No question the most interesting statement from the interview I posted earlier today with Jun Loayza was when he said:
“As a young entrepreneur, you will have NO work/life balance. I am very serious about this. If you want to succeed, you need to be working 24/7 every day of the week.”
That’s why I wrote such a long response prior to asking my next question:
“It’s easy to be happy for a year or two working all day, every day. In my opinion, it’s hard to be happy doing that for a lifetime – one day you’ll wake up at age 50 and realize that you’ve missed out on love and relationships and wonderful experiences because you were obsessed with your company.”
That’s why Anthony took the time to write such a long comment:

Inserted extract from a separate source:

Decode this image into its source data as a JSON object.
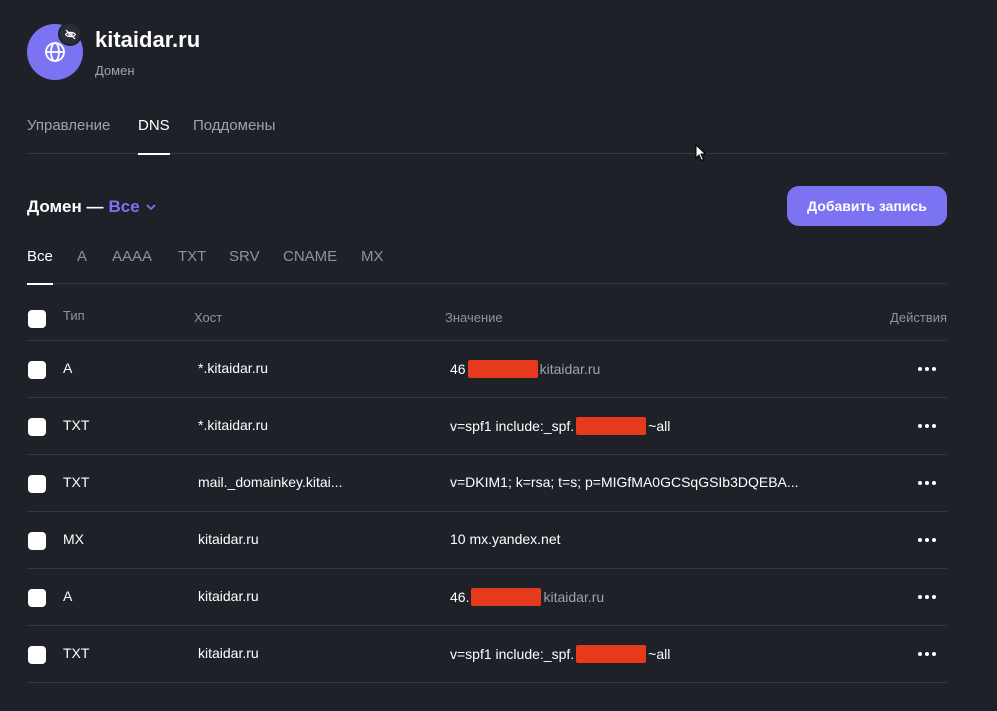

“Adam – You’ve spent a lot of time on this blog advocating the fact that this is not true, and that entrepreneurs need to try as hard as possible to sidestep that misconception. I am with you on that. A true entrepreneur, and one who is on a path to success, may reach a peak of high workload, but for the most part, should constantly be on a steady decline of hours per day/week being worked. If you’re doing things right, you’re finding more and more ways to automate, delegate, etc.“
Work/life balance is a very touchy subject for anyone who runs a business. You clearly love your company, but happiness is rarely (if ever) achieved by loving one thing and neglecting your mental/physical health or your relationships with others.
As Adam Gilbert says, the way that you find out what is truly important to someone is by how they spend their time:
“In a world where people are moving a million miles per minute how can you actually tell what someone really cares about? Look at their calendar! It’s that simple. Your calendar never lies. All we have is our time. The way we spend our time is our priorities, is our strategy. Your calendar knows what you really care about. Do you?”
I’ll take that a step further. When it comes solely to the business owner and their work/life balance, take a look at how they spend their weekends. Do they use them to recoup and recover, or do they work just as much (or more) than they do during the week?
Why weekends? Because that’s the time the rest of the world takes off to rest. You can argue whether 2 days off for every 5 too little or too much, but it’s the way the world works and those are the only 2 days you get to really spend a legitimate amount of time with people in the rest of the world who have jobs.
So go ahead, ask me how I spend my weekends? Glad you asked.
To be honest, in 2006 and 2007 I worked most of my weekends. Probably 75% as much time as a weekday, but I’d have less distractions so I’d get the same amount done. Then again, my social life sucked. I justified it (and in retrospect I learned things a lot faster by having my entrepreneurial journey be 7 days/week as opposed to 5) but sacrificing my hobbies, friends, family, and dating life were things that wore on me increasingly. Those who knew me well often would wonder how I did it (half in amazement, half worried about my sanity). I always knew that at some point I’d have to balance things out a bit more. Sacrifice isn’t always admirable – sometimes it’s just plain stupid.
Earlier this year we moved into our warehouse. Sales continued to grow. We became more efficient. We gave ourselves raises. There was no longer a fear that one wrong move could cripple us. At that point – as hard as it was, even for someone cognizant of overworking themselves – I took a step back and made a conscious decision to work less. Every night I started doing something fun that was non work related. I started saying “yes” every time I got invited to a family party that I would have previously turned down. I tried to hang out with my friends more. Most importantly, I started treating my weekends as a time to rejuvenate myself for the coming weeks. Not to push myself closer to burn out.
Last weekend I went to a wedding. This coming weekend consists of camping for a night, my fantasy football draft, a full day of watching college football, a family dinner (yours truly is turning 26), and a massive party at my apartment on Sunday night. Very little work will be done. That’s OK. Because come Tuesday morning I’ll wake up and be ready to kick ass again. Taking time for myself doesn’t mean I don’t love what I do as much as I did before. If anything, the balance leaves me less stressful and more productive when I’m working. I’m more eager to work when I have a day or two away from it. Sure, I’ll still block out a weekend here and there to work on a side project because I enjoy those, but the majority of weekends now are for the other people and things in my life that aren’t related to Pure Adapt. I still have plenty of hours left in the week for my entrepreneurial fix.